I would say that the next point of orientation lies a concept of authenticity that comes more from the soul than from the book. In the end an artist must be constant to himself and his internal artistic world. Indeed one could say that Art is the action of attempting to express externally as closely as possible our internal artistic ideals. It is an uphill job where the search for perfection defines the Art rather then perfection itself. Think of a computer playing music. It is perfectly … boring!
The concept of authenticity has to do with an emotional state of being. Anything we are doing today is of course a translation of something of many years ago. Authenticity comes from a feeling what you play.
David Bellugi has a B.A. in Applied Musicology which he received Summa cum Laude from the University of California at San Diego, where he studied with flautist Bernhardt-Ambros Batschelet, the composers Robert Erickson and Bernard Rands, harpsichordist Anthony Newman, conductor Thomas Nee and Bertram Turetzky (advisor for Musicology). In the late '70's he went to Paris where he studied interpretation with harpsichordist Antoine Geoffroy-Dechaume, a student of Early Music pioneer Arnold Dolmetsch.
As soloist David has performed with many orchestras including: the RAI-Torino, Radio France-Paris, Radio France-Lille, Radio della Svizzera Italiana, as well as with the orchestras of Bari, Cagliari, Cordoba (Spain), Emilia-Romagna, Florence, Harvard University, Milan, Padua, Palermo, Sanremo and Turin. He has performed in recitals and concert/lectures in Australia, Austria, Belgium, Canada, England, France, Germany, Greece, Israel, Italy, Portugal, Russia, Scotland, Spain, Switzerland and in the U.S.A. His future engagements include appearances in Australia, England, France, Germany, Italy, Russia, Switzerland and the U.S.A.
He has premiered various works – composers Luciano Berio, Nuccio D'Angelo, Ugalberto de Angelis, Kamran Khacheh, Dan Locklair, Riccardo Luciani, Carlo Prosperi, and Giulio Viozzi have all dedicated musical compositions to Bellugi. He also has recorded soundtracks for film music written by Italian composer Ennio Morricone and by American composer Michael Galasso.

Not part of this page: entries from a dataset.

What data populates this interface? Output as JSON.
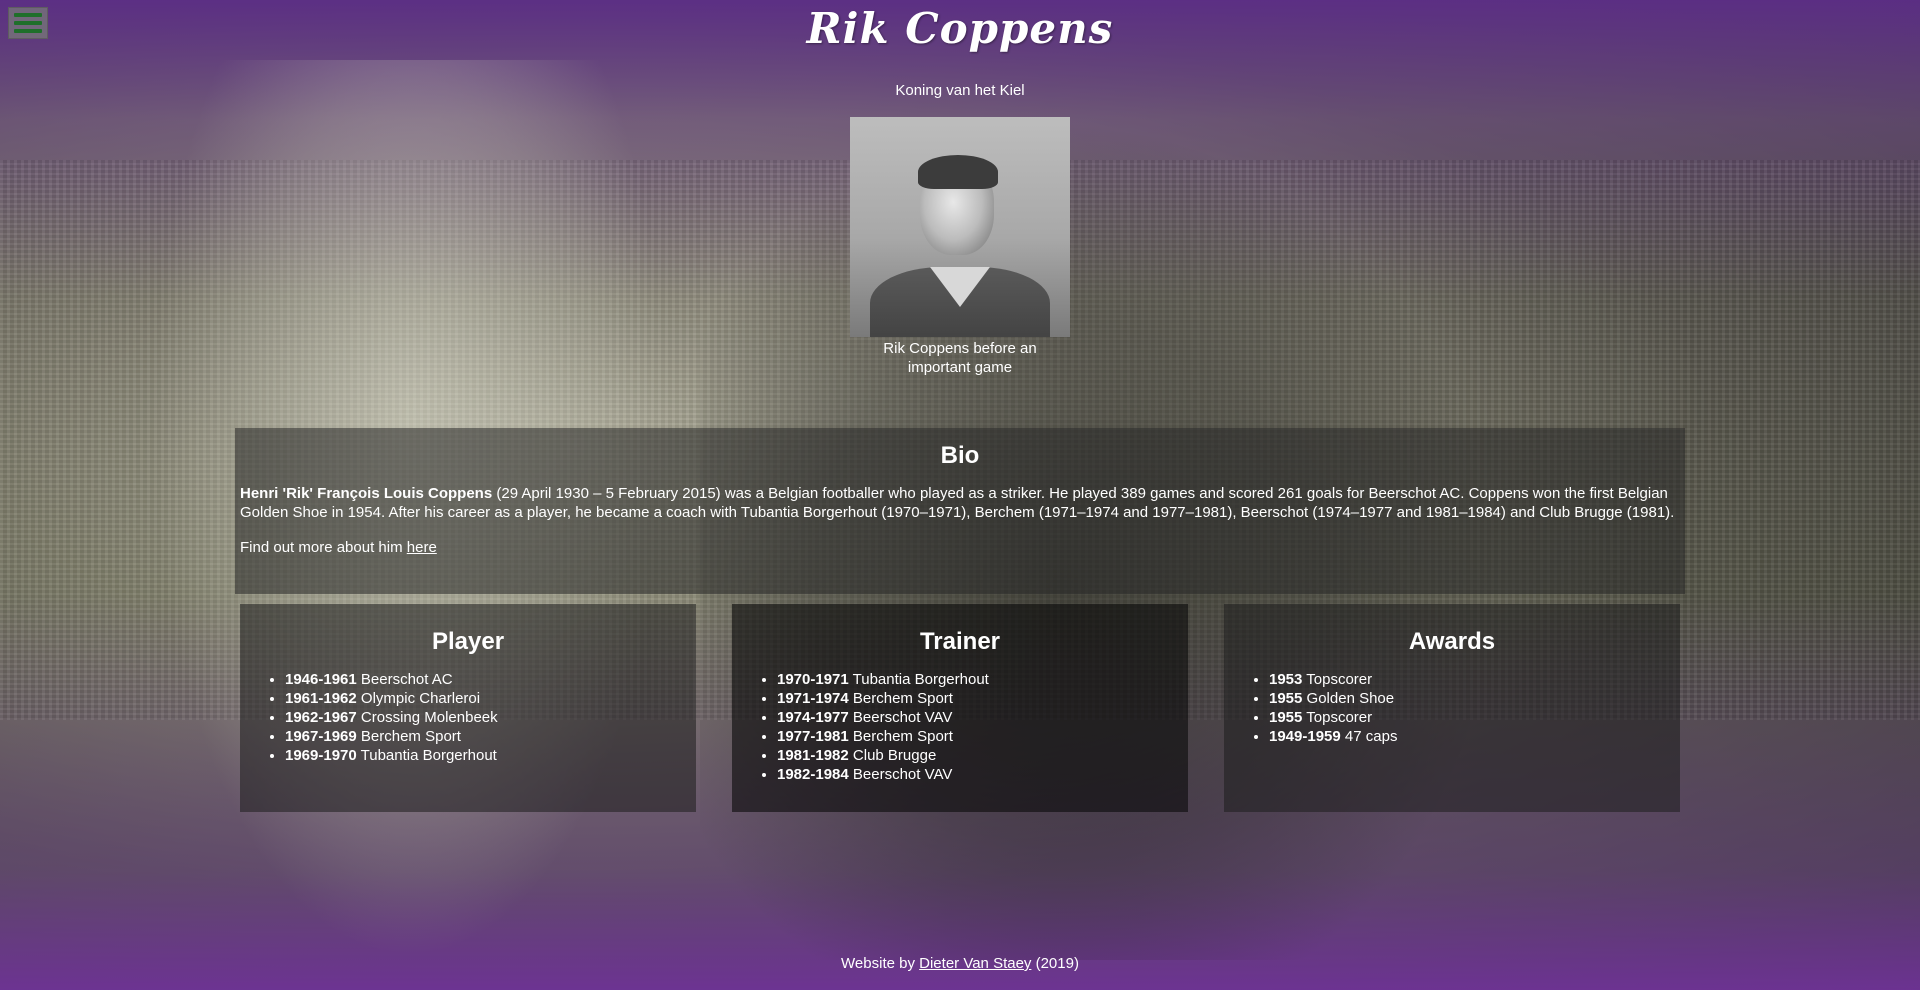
{
  "header": {
    "title": "Rik Coppens",
    "subtitle": "Koning van het Kiel",
    "menu_icon": "hamburger-menu-icon"
  },
  "portrait": {
    "caption": "Rik Coppens before an important game"
  },
  "bio": {
    "heading": "Bio",
    "name": "Henri 'Rik' François Louis Coppens",
    "text": " (29 April 1930 – 5 February 2015) was a Belgian footballer who played as a striker. He played 389 games and scored 261 goals for Beerschot AC. Coppens won the first Belgian Golden Shoe in 1954. After his career as a player, he became a coach with Tubantia Borgerhout (1970–1971), Berchem (1971–1974 and 1977–1981), Beerschot (1974–1977 and 1981–1984) and Club Brugge (1981).",
    "more_prefix": "Find out more about him ",
    "more_link": "here"
  },
  "player": {
    "heading": "Player",
    "items": [
      {
        "years": "1946-1961",
        "club": " Beerschot AC"
      },
      {
        "years": "1961-1962",
        "club": " Olympic Charleroi"
      },
      {
        "years": "1962-1967",
        "club": " Crossing Molenbeek"
      },
      {
        "years": "1967-1969",
        "club": " Berchem Sport"
      },
      {
        "years": "1969-1970",
        "club": " Tubantia Borgerhout"
      }
    ]
  },
  "trainer": {
    "heading": "Trainer",
    "items": [
      {
        "years": "1970-1971",
        "club": " Tubantia Borgerhout"
      },
      {
        "years": "1971-1974",
        "club": " Berchem Sport"
      },
      {
        "years": "1974-1977",
        "club": " Beerschot VAV"
      },
      {
        "years": "1977-1981",
        "club": " Berchem Sport"
      },
      {
        "years": "1981-1982",
        "club": " Club Brugge"
      },
      {
        "years": "1982-1984",
        "club": " Beerschot VAV"
      }
    ]
  },
  "awards": {
    "heading": "Awards",
    "items": [
      {
        "years": "1953",
        "club": " Topscorer"
      },
      {
        "years": "1955",
        "club": " Golden Shoe"
      },
      {
        "years": "1955",
        "club": " Topscorer"
      },
      {
        "years": "1949-1959",
        "club": " 47 caps"
      }
    ]
  },
  "footer": {
    "prefix": "Website by ",
    "author": "Dieter Van Staey",
    "suffix": " (2019)"
  },
  "colors": {
    "accent_purple": "#5c2d87",
    "menu_icon_green": "#1f6f2a"
  }
}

Bellugi lives in Florence, Italy where he has been professor of Recorder at the "Luigi Cherubini" Conservatory of Music since 1979.